James DiPasquale

DiPasquale Law Group

 


Read more . . .


Tuesday, December 27, 2011

Harlem Community Board 10 Considers a 2:00 a.m. Last Call for New Restaurants and Bars

Just before Christmas, Community Board 10 in Harlem, considered and then ultimately tabled for further discussion, a proposal by their Economic Development Committee which recommended that new restaurants and bars be required to stop serving alcohol by 2:00 a.m. 

Notably, Community Boards cannot change the hours of operation for existing businesses nor can they require new restaurants and bars to close earlier than 4:00 a.m.  Those decisions aare left to the legislature and the New York State Liquor Authority. 


Read more . . .


Tuesday, December 27, 2011

Restaurant Owner and Manager Arrested, Sentenced and Fined For Hiring Illegal Workers

How long will it be until the Federal Government starts to crack down on New York City restaurant owners for employing illegal aliens?  It may happen soon. 

This past week, the owner of French Gourmet, a restaurant in San Diego, was sentenced in Federal Court and ordered to serve 5 years of probation and pay $396,575 in fines.  The manager was ordered to serve 3 years of probation and pay $2,500 in fines for his role in hiring illegal immigrants. 

“When employers do not comply, we will take vigorous enforcement action to ensure they do not profit from this illegal tactic," said U.S. Attorney Laura Duffy.   This case reflects a new approach by federal authorities as they crack down on the hiring of illegal immigrants. After years of conducting sweeps of undocumented laborers, the federal government is now focusing more on the employers who knowingly hire them.

 


Read more . . .
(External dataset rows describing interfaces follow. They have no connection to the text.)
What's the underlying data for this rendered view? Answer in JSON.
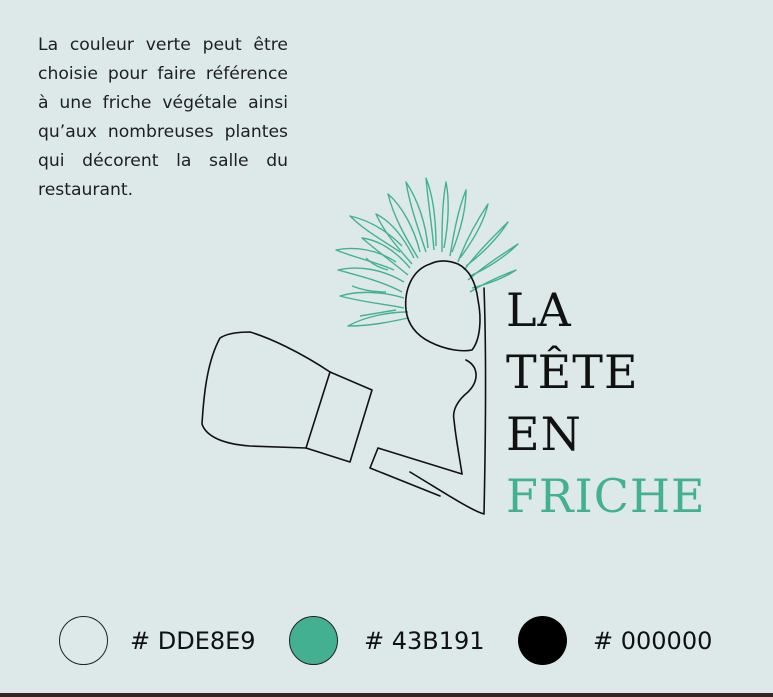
{
  "description": "La couleur verte peut être choisie pour faire référence à une friche végétale ainsi qu’aux nombreuses plantes qui décorent la salle du restaurant.",
  "logo": {
    "line1": "LA",
    "line2": "TÊTE",
    "line3": "EN",
    "line4": "FRICHE",
    "text_color": "#111111",
    "accent_color": "#43B191",
    "illustration": "line-drawing-head-with-leaf-hair-holding-box-icon"
  },
  "palette": [
    {
      "hex_label": "# DDE8E9",
      "color": "#DDE8E9"
    },
    {
      "hex_label": "# 43B191",
      "color": "#43B191"
    },
    {
      "hex_label": "# 000000",
      "color": "#000000"
    }
  ]
}
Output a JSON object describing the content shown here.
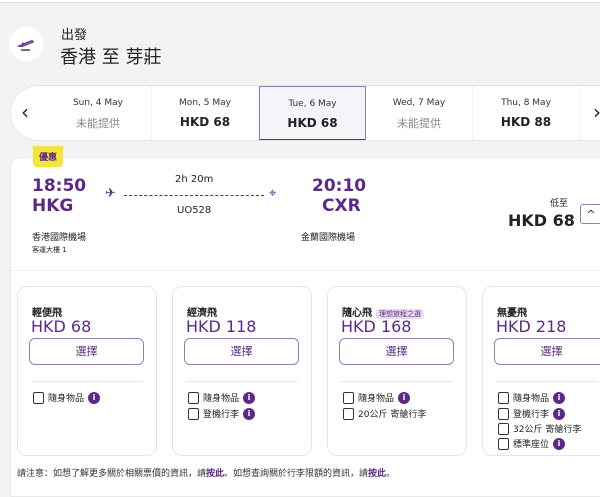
{
  "header": {
    "subtitle": "出發",
    "title": "香港 至 芽莊"
  },
  "dates": [
    {
      "date": "Sun, 4 May",
      "price": "未能提供",
      "available": false
    },
    {
      "date": "Mon, 5 May",
      "price": "HKD 68",
      "available": true
    },
    {
      "date": "Tue, 6 May",
      "price": "HKD 68",
      "available": true,
      "selected": true
    },
    {
      "date": "Wed, 7 May",
      "price": "未能提供",
      "available": false
    },
    {
      "date": "Thu, 8 May",
      "price": "HKD 88",
      "available": true
    }
  ],
  "flight": {
    "badge": "優惠",
    "dep_time": "18:50",
    "dep_code": "HKG",
    "dep_airport": "香港國際機場",
    "dep_terminal": "客運大樓 1",
    "duration": "2h 20m",
    "flight_no": "UO528",
    "arr_time": "20:10",
    "arr_code": "CXR",
    "arr_airport": "金蘭國際機場",
    "from_label": "低至",
    "from_price": "HKD 68"
  },
  "fares": [
    {
      "name": "輕便飛",
      "price": "HKD 68",
      "button": "選擇",
      "features": [
        {
          "text": "隨身物品",
          "info": true
        }
      ]
    },
    {
      "name": "經濟飛",
      "price": "HKD 118",
      "button": "選擇",
      "features": [
        {
          "text": "隨身物品",
          "info": true
        },
        {
          "text": "登機行李",
          "info": true
        }
      ]
    },
    {
      "name": "隨心飛",
      "tag": "理想旅程之選",
      "price": "HKD 168",
      "button": "選擇",
      "features": [
        {
          "text": "隨身物品",
          "info": true
        },
        {
          "text": "20公斤 寄艙行李",
          "info": false
        }
      ]
    },
    {
      "name": "無憂飛",
      "price": "HKD 218",
      "button": "選擇",
      "features": [
        {
          "text": "隨身物品",
          "info": true
        },
        {
          "text": "登機行李",
          "info": true
        },
        {
          "text": "32公斤 寄艙行李",
          "info": false
        },
        {
          "text": "標準座位",
          "info": true
        }
      ]
    }
  ],
  "note": {
    "part1": "請注意：如想了解更多關於相關票價的資訊，請",
    "link1": "按此",
    "part2": "。如想查詢關於行李限額的資訊，請",
    "link2": "按此",
    "part3": "。"
  },
  "colors": {
    "brand": "#5b2a86",
    "badge": "#f7e43a"
  }
}
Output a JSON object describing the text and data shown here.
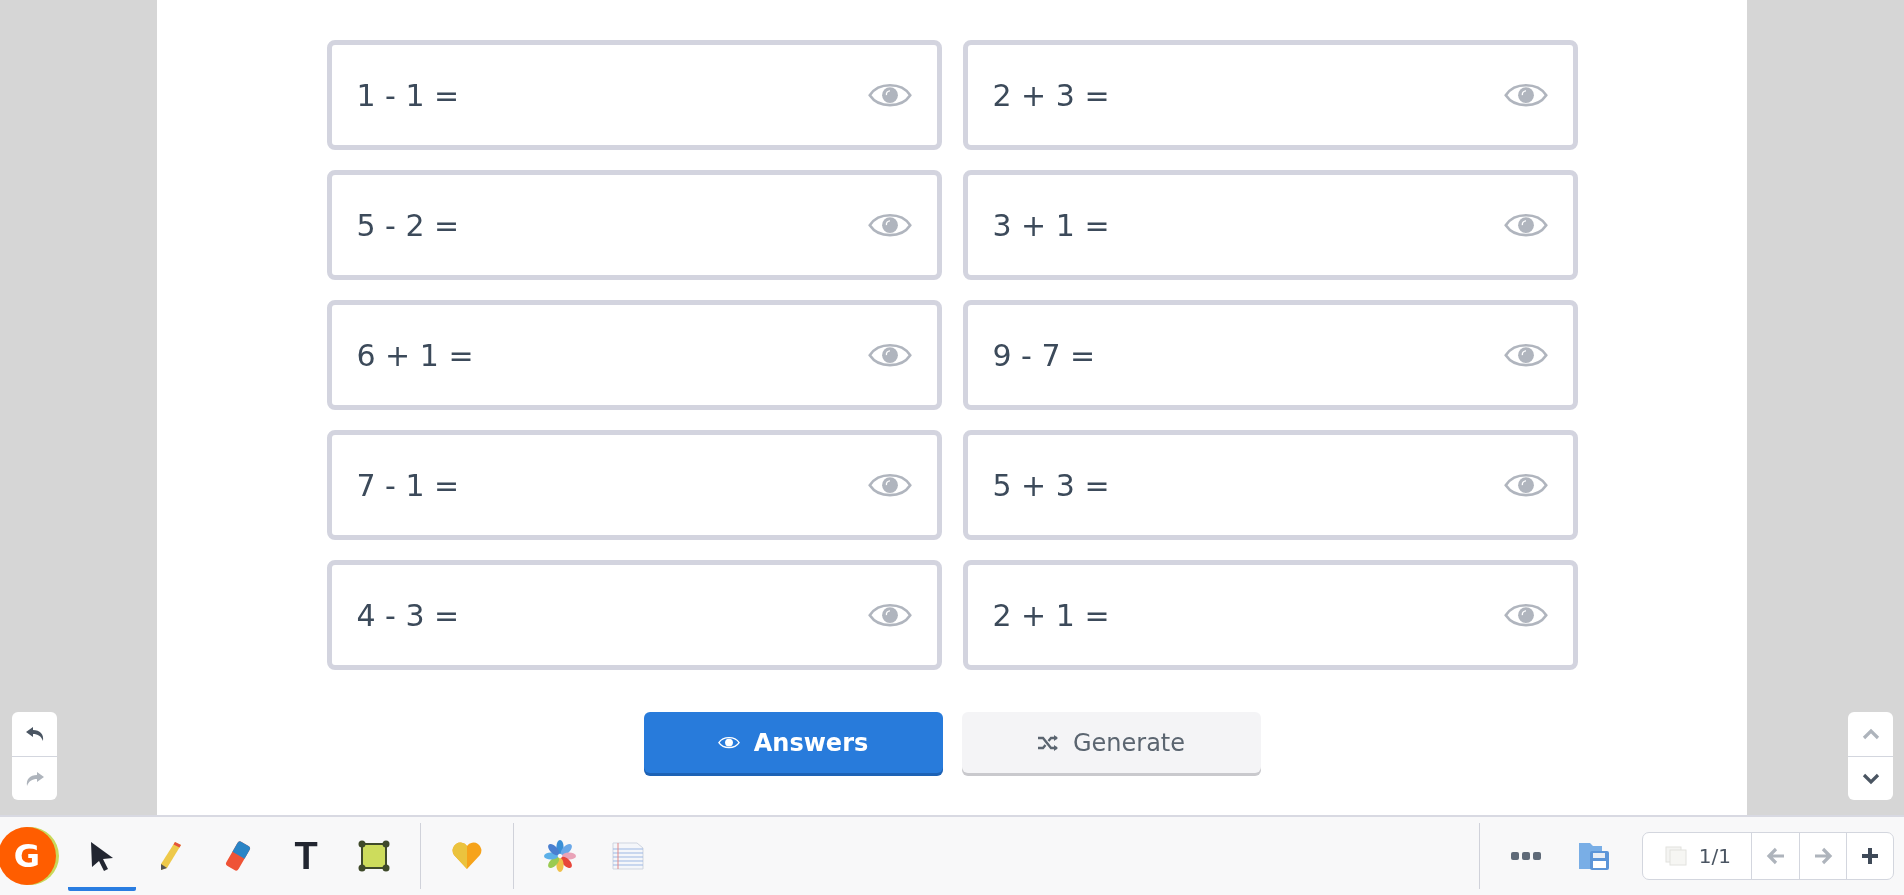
{
  "problems": [
    {
      "text": "1 - 1 =",
      "answer_shown": false
    },
    {
      "text": "2 + 3 =",
      "answer_shown": false
    },
    {
      "text": "5 - 2 =",
      "answer_shown": false
    },
    {
      "text": "3 + 1 =",
      "answer_shown": false
    },
    {
      "text": "6 + 1 =",
      "answer_shown": false
    },
    {
      "text": "9 - 7 =",
      "answer_shown": false
    },
    {
      "text": "7 - 1 =",
      "answer_shown": false
    },
    {
      "text": "5 + 3 =",
      "answer_shown": false
    },
    {
      "text": "4 - 3 =",
      "answer_shown": false
    },
    {
      "text": "2 + 1 =",
      "answer_shown": false
    }
  ],
  "actions": [
    {
      "kind": "answers",
      "label": "Answers"
    },
    {
      "kind": "generate",
      "label": "Generate"
    }
  ],
  "history": {
    "undo_disabled": false,
    "redo_disabled": true
  },
  "scroll": {
    "up_disabled": true,
    "down_disabled": false
  },
  "toolbar": {
    "logo": "G",
    "tools": [
      {
        "kind": "select",
        "selected": true
      },
      {
        "kind": "pencil",
        "selected": false
      },
      {
        "kind": "eraser",
        "selected": false
      },
      {
        "kind": "text",
        "label": "T",
        "selected": false
      },
      {
        "kind": "shape",
        "selected": false
      }
    ],
    "extras": [
      {
        "kind": "heart"
      },
      {
        "kind": "flower"
      },
      {
        "kind": "notebook"
      }
    ],
    "pages": {
      "current": "1/1",
      "prev_disabled": true,
      "next_disabled": true
    }
  }
}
Archived Posts

2019
2018
2017
2016
2015
2014
December
November
October
September
August
July
June
May
April
March
February
January
2013
December
November
October
September
August
June
February
2012
2011
December
November
October
September
July
June
May
January
2010




© 2019 DiPasquale & Summers | Attorney Advertisement
555 5th Avenue, 14th Floor, New York, NY 10017
| Phone: 646-383-4607

Clients | Testimonials | Bar & Restaurant News | Services

Attorney Website Design by
Zola Creative